2. Salad Dressing

During your next journey to the grocery store, make a point to review the label of some of your favorite salad dressings. Maltodextrin, modified food starch, corn syrup solids, autolyzed yeast extract, sodium chloride-these are just a few of the processed ingredients that you will find on the label of dressings marketed as “all-natural” at major grocers. Healthier dressings don’t always fare better. While some ingredients aren’t so bad, you can make a healthier, simple version. Shake up some extra-virgin olive oil (or whichever oil you prefer) and red wine vinegar with ingredients such as minced garlic, honey, shallots, lime or lemon juice, Dijon mustard, and dry herbs.
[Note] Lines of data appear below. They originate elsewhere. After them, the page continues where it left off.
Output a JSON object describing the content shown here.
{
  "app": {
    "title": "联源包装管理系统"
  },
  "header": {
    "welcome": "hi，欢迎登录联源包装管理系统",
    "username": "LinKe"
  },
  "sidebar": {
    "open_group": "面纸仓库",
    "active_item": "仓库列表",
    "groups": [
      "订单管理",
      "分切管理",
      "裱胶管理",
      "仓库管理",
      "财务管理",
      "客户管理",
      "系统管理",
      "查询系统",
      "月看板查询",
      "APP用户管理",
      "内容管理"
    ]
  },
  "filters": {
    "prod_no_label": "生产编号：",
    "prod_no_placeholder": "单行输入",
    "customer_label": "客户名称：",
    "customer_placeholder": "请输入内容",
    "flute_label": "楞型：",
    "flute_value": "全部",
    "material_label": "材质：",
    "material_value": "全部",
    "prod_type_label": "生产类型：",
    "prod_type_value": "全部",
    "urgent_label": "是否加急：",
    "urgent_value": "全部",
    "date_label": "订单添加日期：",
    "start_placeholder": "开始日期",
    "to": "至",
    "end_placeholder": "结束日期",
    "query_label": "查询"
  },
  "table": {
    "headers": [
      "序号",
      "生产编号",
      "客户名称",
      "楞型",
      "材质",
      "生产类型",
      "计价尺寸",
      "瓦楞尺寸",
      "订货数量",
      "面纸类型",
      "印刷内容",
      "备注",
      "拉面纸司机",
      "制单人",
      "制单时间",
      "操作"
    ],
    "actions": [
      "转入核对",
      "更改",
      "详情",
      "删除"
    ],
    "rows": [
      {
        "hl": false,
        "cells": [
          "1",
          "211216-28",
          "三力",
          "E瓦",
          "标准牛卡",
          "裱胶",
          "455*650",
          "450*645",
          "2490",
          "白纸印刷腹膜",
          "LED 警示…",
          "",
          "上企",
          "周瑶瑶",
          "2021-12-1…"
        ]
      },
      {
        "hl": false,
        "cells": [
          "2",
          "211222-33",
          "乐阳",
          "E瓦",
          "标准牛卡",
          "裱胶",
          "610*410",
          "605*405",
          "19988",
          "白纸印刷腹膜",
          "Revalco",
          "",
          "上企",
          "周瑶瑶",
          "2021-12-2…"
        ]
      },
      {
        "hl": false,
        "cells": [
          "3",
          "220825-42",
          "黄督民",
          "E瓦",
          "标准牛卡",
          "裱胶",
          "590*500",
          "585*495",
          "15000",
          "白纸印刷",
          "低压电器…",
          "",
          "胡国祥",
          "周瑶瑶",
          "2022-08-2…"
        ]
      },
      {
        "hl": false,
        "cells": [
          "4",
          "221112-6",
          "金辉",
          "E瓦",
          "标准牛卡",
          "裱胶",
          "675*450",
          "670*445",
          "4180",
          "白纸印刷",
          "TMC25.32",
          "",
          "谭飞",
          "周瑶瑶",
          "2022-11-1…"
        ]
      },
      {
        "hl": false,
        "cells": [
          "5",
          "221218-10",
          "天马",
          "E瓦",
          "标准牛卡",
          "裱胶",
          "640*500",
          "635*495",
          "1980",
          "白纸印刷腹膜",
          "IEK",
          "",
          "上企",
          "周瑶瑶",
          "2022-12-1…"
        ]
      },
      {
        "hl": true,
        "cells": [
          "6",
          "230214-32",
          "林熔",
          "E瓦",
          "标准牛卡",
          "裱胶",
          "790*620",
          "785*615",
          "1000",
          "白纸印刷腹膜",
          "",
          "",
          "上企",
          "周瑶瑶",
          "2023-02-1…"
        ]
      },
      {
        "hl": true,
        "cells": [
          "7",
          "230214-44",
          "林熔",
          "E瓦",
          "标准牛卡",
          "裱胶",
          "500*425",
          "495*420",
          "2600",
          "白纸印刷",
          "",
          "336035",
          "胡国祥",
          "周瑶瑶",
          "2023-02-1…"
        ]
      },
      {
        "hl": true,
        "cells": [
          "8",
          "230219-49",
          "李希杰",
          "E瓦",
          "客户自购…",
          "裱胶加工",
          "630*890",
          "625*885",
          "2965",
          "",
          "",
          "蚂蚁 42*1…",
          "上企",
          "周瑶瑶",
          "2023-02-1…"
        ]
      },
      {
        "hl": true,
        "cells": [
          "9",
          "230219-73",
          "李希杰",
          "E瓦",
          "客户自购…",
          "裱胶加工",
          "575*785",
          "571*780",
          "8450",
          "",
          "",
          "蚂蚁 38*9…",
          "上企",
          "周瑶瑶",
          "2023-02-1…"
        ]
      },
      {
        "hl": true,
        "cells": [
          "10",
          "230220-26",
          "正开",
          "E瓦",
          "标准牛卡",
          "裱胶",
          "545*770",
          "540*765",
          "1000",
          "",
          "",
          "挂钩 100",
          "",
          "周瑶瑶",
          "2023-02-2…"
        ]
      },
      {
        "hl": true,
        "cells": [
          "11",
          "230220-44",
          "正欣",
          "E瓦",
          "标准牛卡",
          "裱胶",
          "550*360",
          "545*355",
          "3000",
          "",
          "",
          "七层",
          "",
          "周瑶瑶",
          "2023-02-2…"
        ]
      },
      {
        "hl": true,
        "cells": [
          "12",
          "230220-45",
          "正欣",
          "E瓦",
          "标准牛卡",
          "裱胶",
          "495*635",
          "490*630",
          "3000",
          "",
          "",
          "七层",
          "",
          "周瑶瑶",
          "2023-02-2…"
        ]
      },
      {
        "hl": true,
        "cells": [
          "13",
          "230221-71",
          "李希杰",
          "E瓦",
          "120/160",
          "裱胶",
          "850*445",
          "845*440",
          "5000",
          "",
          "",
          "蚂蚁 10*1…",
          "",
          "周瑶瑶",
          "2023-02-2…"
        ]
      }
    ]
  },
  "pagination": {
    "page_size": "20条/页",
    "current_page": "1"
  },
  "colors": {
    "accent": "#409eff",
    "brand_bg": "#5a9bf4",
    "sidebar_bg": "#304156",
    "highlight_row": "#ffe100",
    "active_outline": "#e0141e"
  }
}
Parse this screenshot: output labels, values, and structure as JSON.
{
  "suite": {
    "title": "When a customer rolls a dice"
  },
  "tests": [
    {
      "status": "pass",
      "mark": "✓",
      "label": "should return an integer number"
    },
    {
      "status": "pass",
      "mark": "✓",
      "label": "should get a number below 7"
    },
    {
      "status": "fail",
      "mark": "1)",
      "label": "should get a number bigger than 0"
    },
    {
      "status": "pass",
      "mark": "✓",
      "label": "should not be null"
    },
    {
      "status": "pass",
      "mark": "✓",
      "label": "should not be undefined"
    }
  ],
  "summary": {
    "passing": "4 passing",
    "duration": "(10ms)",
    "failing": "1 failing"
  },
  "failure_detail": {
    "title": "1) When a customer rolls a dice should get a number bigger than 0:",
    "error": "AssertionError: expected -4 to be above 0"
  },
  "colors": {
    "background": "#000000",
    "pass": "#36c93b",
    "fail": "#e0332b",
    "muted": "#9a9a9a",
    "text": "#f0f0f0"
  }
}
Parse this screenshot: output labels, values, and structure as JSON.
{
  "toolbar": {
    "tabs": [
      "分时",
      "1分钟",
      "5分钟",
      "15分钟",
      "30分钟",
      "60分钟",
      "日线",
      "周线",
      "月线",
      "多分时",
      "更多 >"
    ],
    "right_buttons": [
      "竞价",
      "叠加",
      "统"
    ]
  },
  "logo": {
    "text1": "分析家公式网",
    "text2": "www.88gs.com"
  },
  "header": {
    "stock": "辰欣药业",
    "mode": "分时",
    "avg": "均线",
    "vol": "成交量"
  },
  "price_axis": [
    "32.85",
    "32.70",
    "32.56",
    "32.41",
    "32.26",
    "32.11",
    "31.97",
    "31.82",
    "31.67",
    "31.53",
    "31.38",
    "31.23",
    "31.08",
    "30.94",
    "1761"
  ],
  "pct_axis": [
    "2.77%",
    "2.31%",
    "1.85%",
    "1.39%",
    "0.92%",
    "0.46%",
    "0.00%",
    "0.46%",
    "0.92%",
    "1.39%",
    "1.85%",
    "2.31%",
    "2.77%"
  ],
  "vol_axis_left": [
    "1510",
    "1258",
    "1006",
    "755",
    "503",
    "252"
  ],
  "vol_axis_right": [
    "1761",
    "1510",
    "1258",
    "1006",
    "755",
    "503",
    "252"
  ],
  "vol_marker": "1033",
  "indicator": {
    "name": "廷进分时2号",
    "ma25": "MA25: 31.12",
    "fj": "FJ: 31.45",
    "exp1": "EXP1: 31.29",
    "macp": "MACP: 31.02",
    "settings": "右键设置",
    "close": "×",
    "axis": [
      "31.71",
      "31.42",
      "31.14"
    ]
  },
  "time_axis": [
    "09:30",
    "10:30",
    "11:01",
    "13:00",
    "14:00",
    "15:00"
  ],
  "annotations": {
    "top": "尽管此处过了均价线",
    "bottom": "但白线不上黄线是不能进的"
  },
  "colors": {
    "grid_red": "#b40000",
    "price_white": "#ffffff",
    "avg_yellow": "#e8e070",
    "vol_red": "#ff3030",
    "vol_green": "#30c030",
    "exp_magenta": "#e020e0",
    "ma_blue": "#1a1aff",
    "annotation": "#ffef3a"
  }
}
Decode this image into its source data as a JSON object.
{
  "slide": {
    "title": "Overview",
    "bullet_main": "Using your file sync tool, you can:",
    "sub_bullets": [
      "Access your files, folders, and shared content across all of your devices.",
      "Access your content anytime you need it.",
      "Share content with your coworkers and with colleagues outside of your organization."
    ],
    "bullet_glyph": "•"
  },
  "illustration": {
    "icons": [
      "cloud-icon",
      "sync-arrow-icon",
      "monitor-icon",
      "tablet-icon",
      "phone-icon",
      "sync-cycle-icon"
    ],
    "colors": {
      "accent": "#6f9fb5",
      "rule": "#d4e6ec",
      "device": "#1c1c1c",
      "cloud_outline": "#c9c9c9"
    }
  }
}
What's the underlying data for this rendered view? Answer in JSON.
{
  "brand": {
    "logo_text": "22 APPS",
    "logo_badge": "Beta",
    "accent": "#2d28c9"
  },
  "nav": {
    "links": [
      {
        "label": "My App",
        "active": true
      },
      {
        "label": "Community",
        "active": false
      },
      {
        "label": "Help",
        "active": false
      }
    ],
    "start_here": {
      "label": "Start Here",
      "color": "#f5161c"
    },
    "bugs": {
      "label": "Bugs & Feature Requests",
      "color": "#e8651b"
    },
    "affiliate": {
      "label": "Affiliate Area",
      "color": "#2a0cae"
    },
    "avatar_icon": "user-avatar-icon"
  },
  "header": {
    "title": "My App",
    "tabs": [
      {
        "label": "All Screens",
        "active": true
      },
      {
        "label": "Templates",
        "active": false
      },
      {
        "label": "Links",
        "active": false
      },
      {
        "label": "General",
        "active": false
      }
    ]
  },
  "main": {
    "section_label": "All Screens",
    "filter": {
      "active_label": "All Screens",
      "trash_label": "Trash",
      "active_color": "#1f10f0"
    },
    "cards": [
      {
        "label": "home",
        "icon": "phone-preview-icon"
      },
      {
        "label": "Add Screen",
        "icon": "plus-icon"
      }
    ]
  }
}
Then put in a glass bottle with a spout. Voilà! There are thousands of recipes on websites and Pinterest!

3. Ketchup

Kids love to drizzle ketchup on almost anything. While this Americanized condiment isn’t technically high in fat or calories, that bottle of the sweet red stuff is often loaded with artificial sugar and sodium. A homemade version is quick and easy with ingredients such as puréed tomatoes, honey, brown sugar, salt, cinnamon, cayenne, garlic, onion, and cider vinegar. Pinterest is again your savior here with plenty of fresh, gourmet ketchup recipes.

4. Tortilla Chips 

Chuck the Tostitos! Make crunchy, healthier tortilla chips in less than an hour with just a few ingredients. You can find a slew of recipes for homemade tortilla chip recipe online. A simple reciple just calls for sea salt, grapeseed oil (or oil of choice), limes, and masa harina (fine-ground corn flour available at Mexican grocers). If making tortillas from scratch is a bit too much work, you can also purchase corn tortillas from your local health food grocer.

5. Cereal 

Breakfast cereals are a dime a dozen. They are also conventionally packed with artificial sugar and dyes, sodium, and partially hydrogenated oils. Butylated hydroxyanisole (BHT), an ingredient also found in embalming fluid and antifreeze, is commonly used to preserve freshness. (Yes, the response is: Gross.) You can easily make your own cereal mix with granola, steel-cut oats, millet, or quinoa. Not only will it make tasty breakfast cereal, but you can also use the mix as an on-the-go snack or as a topping on yogurt or ice cream. Get some make-your-own ideas from Naturally Savvy online.

6. Nutella

You can find 100-plus processed foods that you can make at home online, but this one deserves special recognition. As proof to its popularity, one jar of Nutella is sold every 2.5 seconds across the world. This smooth, rich, chocolate-hazelnut hybrid seems like a gift born from the heavens, but do you know what’s in it? The top two ingredients on the label are sugar and modified palm oil. Indulge in a much healthier, less processed version with mostly hazelnuts (or hazelnut butter), and some cocoa powder, vanilla extract, coconut oil, sugar, and salt.

Carly Harrill is a social impact strategist with a 15-year career focused on corporate partnerships, development and fundraising, marketing and integrated communications, community mobilization, and content/campaign curation. This article was originally published on NaturallySavvy.com